> **WORK INSTRUCTIONS**
Down to the final line, print the records below exactly and without pictures.

> **ENTRIES PROVIDED**

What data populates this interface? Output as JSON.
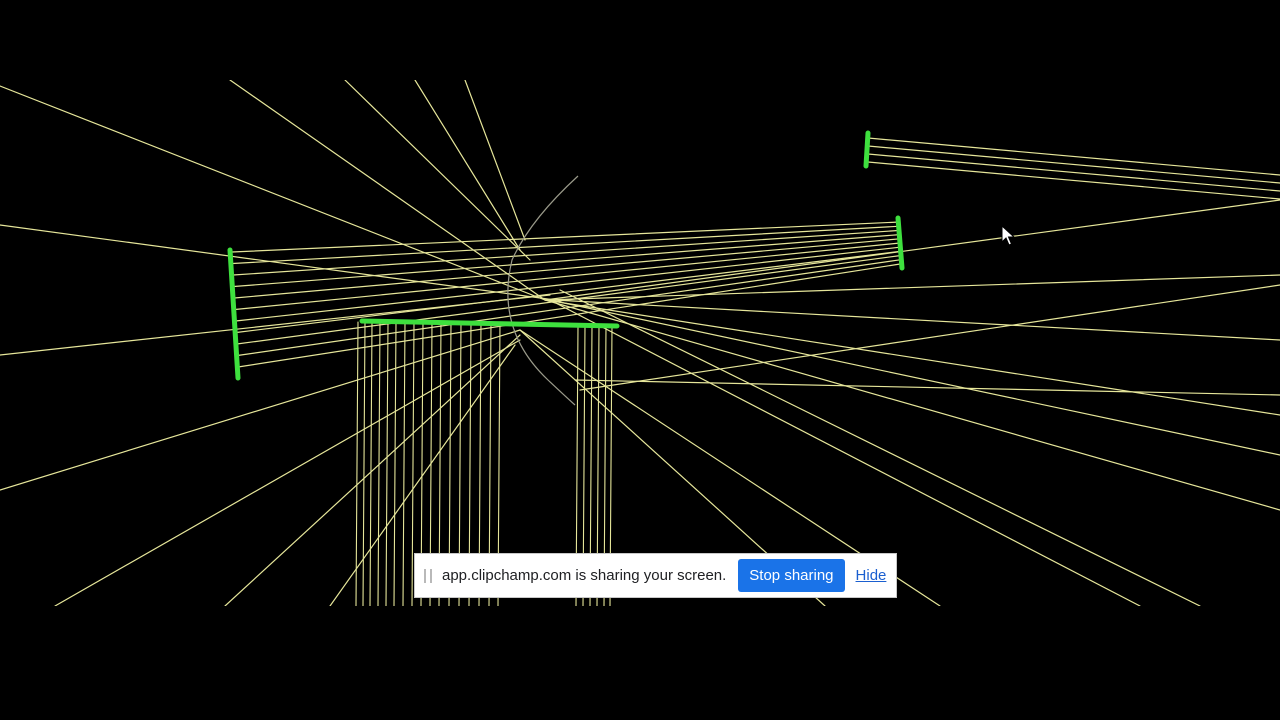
{
  "scene": {
    "background_color": "#000000",
    "ray_color": "#e6e69a",
    "mirror_color": "#3ee03e",
    "lens_curve_color": "#9a9a8a"
  },
  "share_bar": {
    "grip_icon": "drag-handle-icon",
    "message": "app.clipchamp.com is sharing your screen.",
    "stop_label": "Stop sharing",
    "hide_label": "Hide",
    "stop_color": "#1a73e8"
  },
  "pointer": {
    "icon": "mouse-pointer-icon"
  }
}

> **THE ANSWER**
What data populates this interface? Output as JSON.
{
  "scene": {
    "background_color": "#000000",
    "ray_color": "#e6e69a",
    "mirror_color": "#3ee03e",
    "lens_curve_color": "#9a9a8a"
  },
  "share_bar": {
    "grip_icon": "drag-handle-icon",
    "message": "app.clipchamp.com is sharing your screen.",
    "stop_label": "Stop sharing",
    "hide_label": "Hide",
    "stop_color": "#1a73e8"
  },
  "pointer": {
    "icon": "mouse-pointer-icon"
  }
}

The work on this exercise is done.